**Material to process:**

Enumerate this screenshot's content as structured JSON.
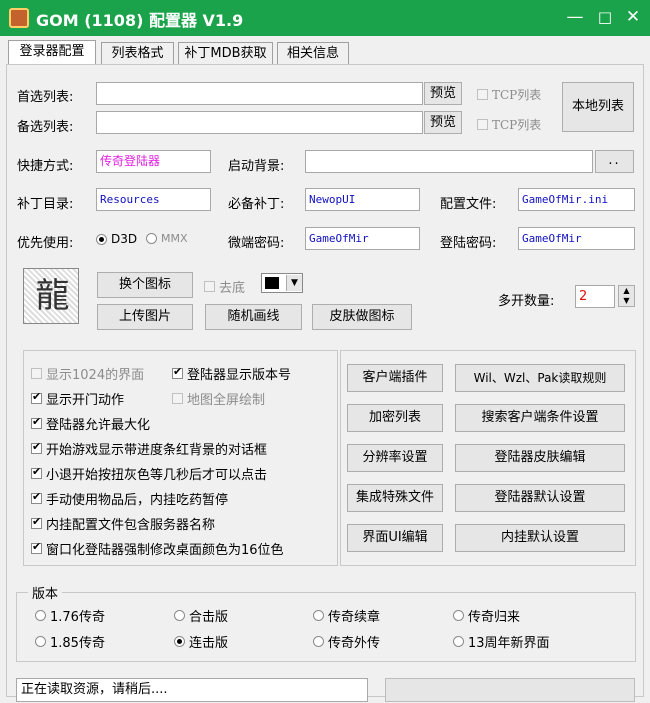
{
  "window": {
    "title": "GOM  (1108)  配置器 V1.9",
    "minimize": "—",
    "maximize": "□",
    "close": "✕"
  },
  "tabs": [
    "登录器配置",
    "列表格式",
    "补丁MDB获取",
    "相关信息"
  ],
  "fields": {
    "primary_list_label": "首选列表:",
    "primary_list_value": "",
    "secondary_list_label": "备选列表:",
    "secondary_list_value": "",
    "preview_label": "预览",
    "tcp_list_label": "TCP列表",
    "local_list_button": "本地列表",
    "shortcut_label": "快捷方式:",
    "shortcut_value": "传奇登陆器",
    "startup_bg_label": "启动背景:",
    "startup_bg_value": "",
    "browse_button": "..",
    "patch_dir_label": "补丁目录:",
    "patch_dir_value": "Resources",
    "required_patch_label": "必备补丁:",
    "required_patch_value": "NewopUI",
    "config_file_label": "配置文件:",
    "config_file_value": "GameOfMir.ini",
    "priority_label": "优先使用:",
    "d3d_label": "D3D",
    "mmx_label": "MMX",
    "micro_pwd_label": "微端密码:",
    "micro_pwd_value": "GameOfMir",
    "login_pwd_label": "登陆密码:",
    "login_pwd_value": "GameOfMir"
  },
  "icon_area": {
    "change_icon": "换个图标",
    "remove_bottom": "去底",
    "upload_image": "上传图片",
    "random_lines": "随机画线",
    "skin_icon": "皮肤做图标",
    "multi_open_label": "多开数量:",
    "multi_open_value": "2"
  },
  "options": [
    {
      "label": "显示1024的界面",
      "checked": false,
      "disabled": true
    },
    {
      "label": "登陆器显示版本号",
      "checked": true,
      "disabled": false
    },
    {
      "label": "显示开门动作",
      "checked": true,
      "disabled": false
    },
    {
      "label": "地图全屏绘制",
      "checked": false,
      "disabled": true
    },
    {
      "label": "登陆器允许最大化",
      "checked": true,
      "disabled": false
    },
    {
      "label": "开始游戏显示带进度条红背景的对话框",
      "checked": true,
      "disabled": false
    },
    {
      "label": "小退开始按扭灰色等几秒后才可以点击",
      "checked": true,
      "disabled": false
    },
    {
      "label": "手动使用物品后，内挂吃药暂停",
      "checked": true,
      "disabled": false
    },
    {
      "label": "内挂配置文件包含服务器名称",
      "checked": true,
      "disabled": false
    },
    {
      "label": "窗口化登陆器强制修改桌面颜色为16位色",
      "checked": true,
      "disabled": false
    }
  ],
  "action_buttons": [
    "客户端插件",
    "Wil、Wzl、Pak读取规则",
    "加密列表",
    "搜索客户端条件设置",
    "分辨率设置",
    "登陆器皮肤编辑",
    "集成特殊文件",
    "登陆器默认设置",
    "界面UI编辑",
    "内挂默认设置"
  ],
  "version": {
    "label": "版本",
    "options": [
      {
        "label": "1.76传奇",
        "checked": false
      },
      {
        "label": "合击版",
        "checked": false
      },
      {
        "label": "传奇续章",
        "checked": false
      },
      {
        "label": "传奇归来",
        "checked": false
      },
      {
        "label": "1.85传奇",
        "checked": false
      },
      {
        "label": "连击版",
        "checked": true
      },
      {
        "label": "传奇外传",
        "checked": false
      },
      {
        "label": "13周年新界面",
        "checked": false
      }
    ]
  },
  "status": {
    "text": "正在读取资源，请稍后....",
    "progress": 0
  },
  "colors": {
    "titlebar": "#1aa34a",
    "shortcut_text": "#e020e0",
    "field_text": "#1010c0",
    "multi_open_text": "#e01010"
  }
}
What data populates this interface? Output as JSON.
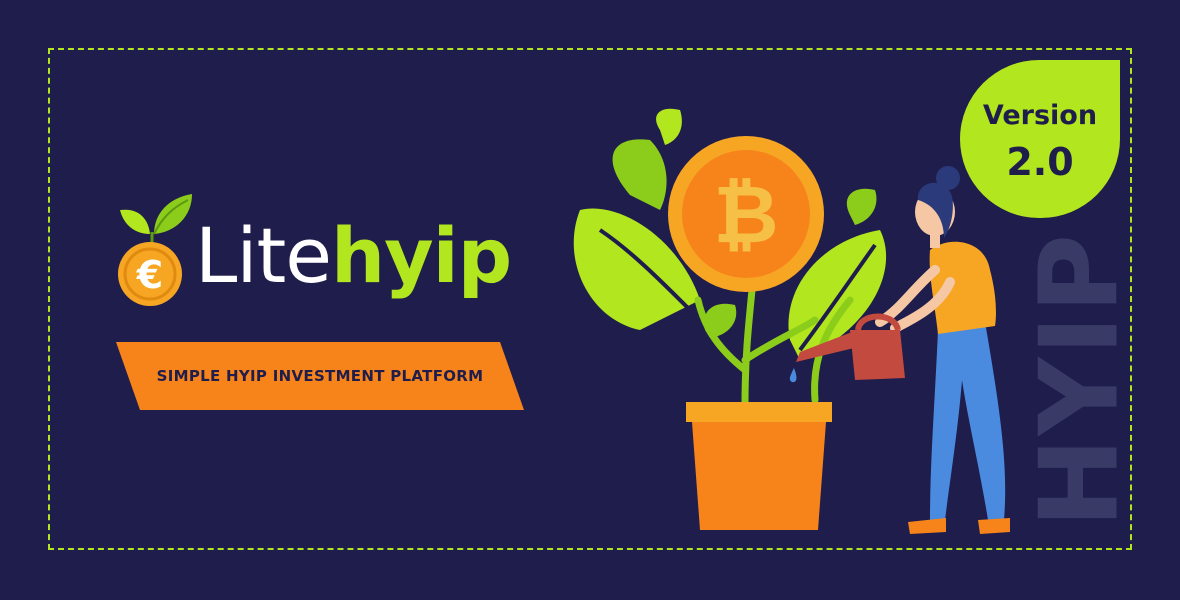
{
  "brand": {
    "name_part1": "Lite",
    "name_part2": "hyip",
    "tagline": "SIMPLE HYIP INVESTMENT PLATFORM",
    "coin_symbol": "€"
  },
  "version": {
    "label": "Version",
    "number": "2.0"
  },
  "side_word": "HYIP",
  "illustration": {
    "coin_symbol": "₿"
  },
  "colors": {
    "background": "#1f1d4c",
    "accent_green": "#b2e61e",
    "orange": "#f7841b",
    "coin_gold": "#f6a623",
    "jeans_blue": "#4a8be0",
    "watering_can": "#c24a3e"
  }
}
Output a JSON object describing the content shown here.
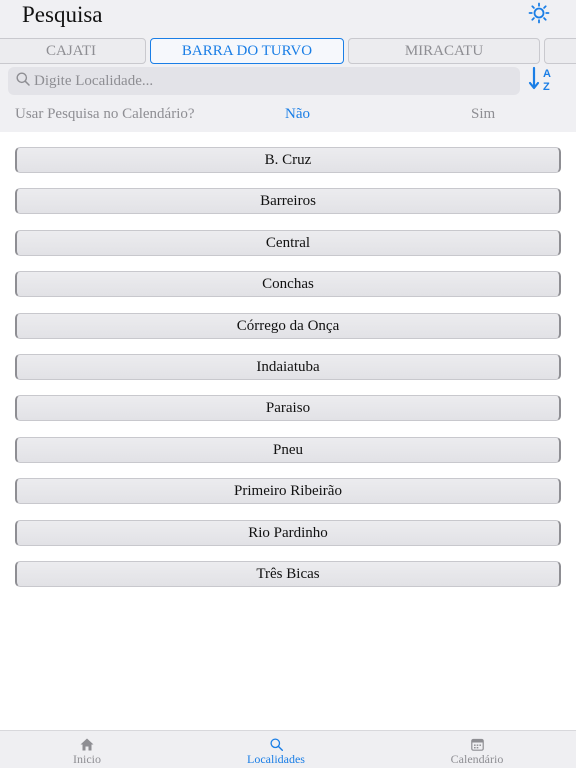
{
  "header": {
    "title": "Pesquisa"
  },
  "tabs": [
    {
      "label": "CAJATI",
      "active": false
    },
    {
      "label": "BARRA DO TURVO",
      "active": true
    },
    {
      "label": "MIRACATU",
      "active": false
    },
    {
      "label": "",
      "active": false
    }
  ],
  "search": {
    "placeholder": "Digite Localidade...",
    "value": ""
  },
  "calendar_toggle": {
    "label": "Usar Pesquisa no Calendário?",
    "options": [
      "Não",
      "Sim"
    ],
    "selected": "Não"
  },
  "localidades": [
    "B. Cruz",
    "Barreiros",
    "Central",
    "Conchas",
    "Córrego da Onça",
    "Indaiatuba",
    "Paraiso",
    "Pneu",
    "Primeiro Ribeirão",
    "Rio Pardinho",
    "Três Bicas"
  ],
  "bottom_nav": [
    {
      "label": "Inicio",
      "icon": "home-icon",
      "active": false
    },
    {
      "label": "Localidades",
      "icon": "search-icon",
      "active": true
    },
    {
      "label": "Calendário",
      "icon": "calendar-icon",
      "active": false
    }
  ],
  "colors": {
    "accent": "#1a7ee6",
    "muted": "#8e8e93",
    "top_background": "#f0f0f3"
  }
}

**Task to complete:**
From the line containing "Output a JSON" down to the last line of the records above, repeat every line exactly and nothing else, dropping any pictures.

**Solution:**
Output a JSON object describing the content shown here.
{
  "header": {
    "title": "Pesquisa"
  },
  "tabs": [
    {
      "label": "CAJATI",
      "active": false
    },
    {
      "label": "BARRA DO TURVO",
      "active": true
    },
    {
      "label": "MIRACATU",
      "active": false
    },
    {
      "label": "",
      "active": false
    }
  ],
  "search": {
    "placeholder": "Digite Localidade...",
    "value": ""
  },
  "calendar_toggle": {
    "label": "Usar Pesquisa no Calendário?",
    "options": [
      "Não",
      "Sim"
    ],
    "selected": "Não"
  },
  "localidades": [
    "B. Cruz",
    "Barreiros",
    "Central",
    "Conchas",
    "Córrego da Onça",
    "Indaiatuba",
    "Paraiso",
    "Pneu",
    "Primeiro Ribeirão",
    "Rio Pardinho",
    "Três Bicas"
  ],
  "bottom_nav": [
    {
      "label": "Inicio",
      "icon": "home-icon",
      "active": false
    },
    {
      "label": "Localidades",
      "icon": "search-icon",
      "active": true
    },
    {
      "label": "Calendário",
      "icon": "calendar-icon",
      "active": false
    }
  ],
  "colors": {
    "accent": "#1a7ee6",
    "muted": "#8e8e93",
    "top_background": "#f0f0f3"
  }
}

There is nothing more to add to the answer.